### [Problem]
In the entries that follow, how many lines include the string "현황신고"? The answer is the number only.

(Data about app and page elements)

++++++++

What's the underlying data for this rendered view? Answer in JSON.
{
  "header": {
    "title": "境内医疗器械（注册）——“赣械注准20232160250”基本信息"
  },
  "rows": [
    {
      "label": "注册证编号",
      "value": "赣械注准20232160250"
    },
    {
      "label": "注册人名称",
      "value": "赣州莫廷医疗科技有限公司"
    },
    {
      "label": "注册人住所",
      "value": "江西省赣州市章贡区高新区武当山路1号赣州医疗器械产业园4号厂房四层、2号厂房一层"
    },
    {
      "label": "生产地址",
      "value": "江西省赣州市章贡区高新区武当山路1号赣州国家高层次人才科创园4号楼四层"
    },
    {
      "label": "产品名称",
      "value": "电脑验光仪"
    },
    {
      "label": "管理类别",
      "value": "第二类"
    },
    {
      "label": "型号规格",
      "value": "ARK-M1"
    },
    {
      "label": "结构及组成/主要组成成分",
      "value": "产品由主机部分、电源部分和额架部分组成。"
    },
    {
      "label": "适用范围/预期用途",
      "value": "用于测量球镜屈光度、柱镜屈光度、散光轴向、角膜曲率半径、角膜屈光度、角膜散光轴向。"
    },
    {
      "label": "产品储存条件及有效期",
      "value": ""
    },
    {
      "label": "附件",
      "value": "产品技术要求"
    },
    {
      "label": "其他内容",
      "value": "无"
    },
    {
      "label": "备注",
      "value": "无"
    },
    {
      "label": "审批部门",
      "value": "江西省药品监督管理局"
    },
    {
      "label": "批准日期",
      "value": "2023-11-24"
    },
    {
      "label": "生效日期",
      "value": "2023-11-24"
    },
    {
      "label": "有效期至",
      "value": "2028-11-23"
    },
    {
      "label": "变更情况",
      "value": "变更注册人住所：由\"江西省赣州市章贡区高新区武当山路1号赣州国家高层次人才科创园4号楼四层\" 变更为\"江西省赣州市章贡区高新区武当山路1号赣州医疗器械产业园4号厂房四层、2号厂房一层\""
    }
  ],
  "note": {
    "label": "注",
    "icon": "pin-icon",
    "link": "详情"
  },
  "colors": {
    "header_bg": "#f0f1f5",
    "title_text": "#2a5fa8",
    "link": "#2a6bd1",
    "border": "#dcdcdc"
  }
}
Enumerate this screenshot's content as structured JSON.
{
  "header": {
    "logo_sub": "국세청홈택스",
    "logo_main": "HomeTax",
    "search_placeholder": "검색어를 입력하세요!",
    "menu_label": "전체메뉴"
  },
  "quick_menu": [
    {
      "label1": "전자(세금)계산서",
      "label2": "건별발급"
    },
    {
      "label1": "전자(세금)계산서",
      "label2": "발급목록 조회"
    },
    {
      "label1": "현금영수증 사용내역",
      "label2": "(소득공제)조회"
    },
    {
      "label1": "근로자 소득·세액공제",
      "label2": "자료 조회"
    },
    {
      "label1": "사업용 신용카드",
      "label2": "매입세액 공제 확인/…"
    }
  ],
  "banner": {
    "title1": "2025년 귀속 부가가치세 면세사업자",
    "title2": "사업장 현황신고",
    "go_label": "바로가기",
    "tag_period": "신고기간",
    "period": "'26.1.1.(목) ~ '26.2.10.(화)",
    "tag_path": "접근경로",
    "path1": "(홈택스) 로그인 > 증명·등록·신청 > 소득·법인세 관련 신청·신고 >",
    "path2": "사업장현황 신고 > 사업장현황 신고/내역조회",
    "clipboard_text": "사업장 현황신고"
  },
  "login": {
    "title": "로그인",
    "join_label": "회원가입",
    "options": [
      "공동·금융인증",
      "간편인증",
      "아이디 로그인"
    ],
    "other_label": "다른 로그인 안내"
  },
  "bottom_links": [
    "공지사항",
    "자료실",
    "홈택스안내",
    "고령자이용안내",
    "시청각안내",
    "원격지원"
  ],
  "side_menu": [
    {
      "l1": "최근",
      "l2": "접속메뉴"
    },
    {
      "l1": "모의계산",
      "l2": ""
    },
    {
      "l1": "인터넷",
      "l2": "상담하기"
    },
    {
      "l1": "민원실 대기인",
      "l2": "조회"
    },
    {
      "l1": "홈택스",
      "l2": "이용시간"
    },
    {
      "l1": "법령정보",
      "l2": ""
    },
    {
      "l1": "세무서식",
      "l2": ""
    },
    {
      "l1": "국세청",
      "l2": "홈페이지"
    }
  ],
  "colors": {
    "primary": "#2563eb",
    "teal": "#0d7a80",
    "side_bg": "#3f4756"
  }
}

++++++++

### [Output]
2